From here on in, celebrities should charge half of what they currently charge for autographs. Instead of counting on a small handful to pay a big premium to cover their nut, they should allow for more people to get in on the autographs at a lower cost. I’m not going to pay $30 for Ernie Hudson, the black Ghostbuster, to sign something for me, but if he was asking $15 I’d consider it. And as much as I enjoyed the Adam West Batman show growing up, there’s no way I’ll spend $60 to get Adam West to sign his name for me. On the other hand, for the price of $30, I’d happily whip out my Bat-Sharpie and let him go to work.
Considering the expense-to-profit ratio, I tried to figure out what a celebrity’s cost to attend Wizard World might be, and what the potential profit could be.
If a celebrity stayed in a standard room at the Hotel Intercontinental near the Donald E. Stephens Convention Center for three weekend nights (Thursday-Saturday), he or she would pay somewhere around $199 per night, for a total of $600, pre-taxes/fees. Depending on airline flown and how far in advance tickets are purchased, a round-trip flight from Los Angeles to Chicago would likely run between $750-$1250. Add a few meals and some ground transportation into the mix, and the total cost for the weekend trip would probably come in between $2500-$4000.
Using Adam West as an example, at $60 per autograph, maybe he’ll get 300 takers over the course of a weekend. That’s 18K in his pocket for signing his name, less whatever percentage needs to be kicked back to the promoter. By any standards, it amounts to an insanely healthy profit, even once expenses are backed out.

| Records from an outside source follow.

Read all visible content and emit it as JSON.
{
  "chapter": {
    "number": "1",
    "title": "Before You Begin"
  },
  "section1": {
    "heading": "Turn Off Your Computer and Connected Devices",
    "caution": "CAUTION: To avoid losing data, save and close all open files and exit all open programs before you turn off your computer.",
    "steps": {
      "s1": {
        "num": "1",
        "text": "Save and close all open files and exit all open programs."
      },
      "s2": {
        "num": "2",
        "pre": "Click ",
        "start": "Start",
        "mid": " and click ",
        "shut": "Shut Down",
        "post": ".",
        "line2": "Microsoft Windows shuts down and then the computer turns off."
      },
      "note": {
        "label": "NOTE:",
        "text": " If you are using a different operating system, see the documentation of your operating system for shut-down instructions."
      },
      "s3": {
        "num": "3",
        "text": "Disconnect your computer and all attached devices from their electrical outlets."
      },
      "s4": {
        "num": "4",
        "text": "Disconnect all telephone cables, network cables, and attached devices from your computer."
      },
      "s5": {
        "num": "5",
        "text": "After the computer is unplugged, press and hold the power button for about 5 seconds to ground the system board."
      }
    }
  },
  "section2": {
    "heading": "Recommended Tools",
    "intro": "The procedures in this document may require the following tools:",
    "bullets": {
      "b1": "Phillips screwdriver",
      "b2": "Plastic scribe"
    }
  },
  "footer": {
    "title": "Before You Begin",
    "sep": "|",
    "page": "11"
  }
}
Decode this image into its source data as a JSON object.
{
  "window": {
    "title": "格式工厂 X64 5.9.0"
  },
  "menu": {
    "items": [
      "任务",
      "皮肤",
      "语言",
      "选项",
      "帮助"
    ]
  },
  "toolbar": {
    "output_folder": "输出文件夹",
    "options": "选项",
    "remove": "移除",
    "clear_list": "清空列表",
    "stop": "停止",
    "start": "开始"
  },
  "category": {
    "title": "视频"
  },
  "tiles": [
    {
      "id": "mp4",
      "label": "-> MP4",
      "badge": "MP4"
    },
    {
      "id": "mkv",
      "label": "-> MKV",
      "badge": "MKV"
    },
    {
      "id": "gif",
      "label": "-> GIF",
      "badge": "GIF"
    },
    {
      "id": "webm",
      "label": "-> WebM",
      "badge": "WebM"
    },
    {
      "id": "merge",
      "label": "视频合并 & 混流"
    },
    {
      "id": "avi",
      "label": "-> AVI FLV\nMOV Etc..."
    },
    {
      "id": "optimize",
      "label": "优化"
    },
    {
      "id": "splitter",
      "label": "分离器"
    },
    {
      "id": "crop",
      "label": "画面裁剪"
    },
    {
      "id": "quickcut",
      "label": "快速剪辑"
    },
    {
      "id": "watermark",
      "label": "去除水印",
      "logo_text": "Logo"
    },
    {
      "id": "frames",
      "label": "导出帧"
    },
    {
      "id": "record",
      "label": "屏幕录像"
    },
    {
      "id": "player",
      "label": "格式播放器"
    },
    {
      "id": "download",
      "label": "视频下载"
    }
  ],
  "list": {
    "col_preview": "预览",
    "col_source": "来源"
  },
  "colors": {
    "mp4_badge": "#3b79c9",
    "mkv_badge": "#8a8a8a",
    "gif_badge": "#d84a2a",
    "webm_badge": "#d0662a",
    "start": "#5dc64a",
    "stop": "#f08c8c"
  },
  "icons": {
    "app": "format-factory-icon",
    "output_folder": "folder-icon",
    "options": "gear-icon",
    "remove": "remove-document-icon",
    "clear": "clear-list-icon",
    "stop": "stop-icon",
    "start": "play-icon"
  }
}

Let’s now say that Adam West were to charge $30 per autograph. Suddenly, he might see more parents walking their kids over to meet him. People who might have been on the fence about spending money to meet the potbellied Batman would more enthusiastically whip out their wallets. Maybe the total amount of takers would inch closer to 500 for the weekend: the result would amount to a total of 15K, only 3K less than the profit potential seen with higher priced autographs. Only in this case, he would have turned off a lot less fans. And really, that 3K can’t make that much of a difference.
The practice of charging for autographs is here to stay. I accept that. But I challenge celebrities to be more fan-friendly in the way they place value on their signatures.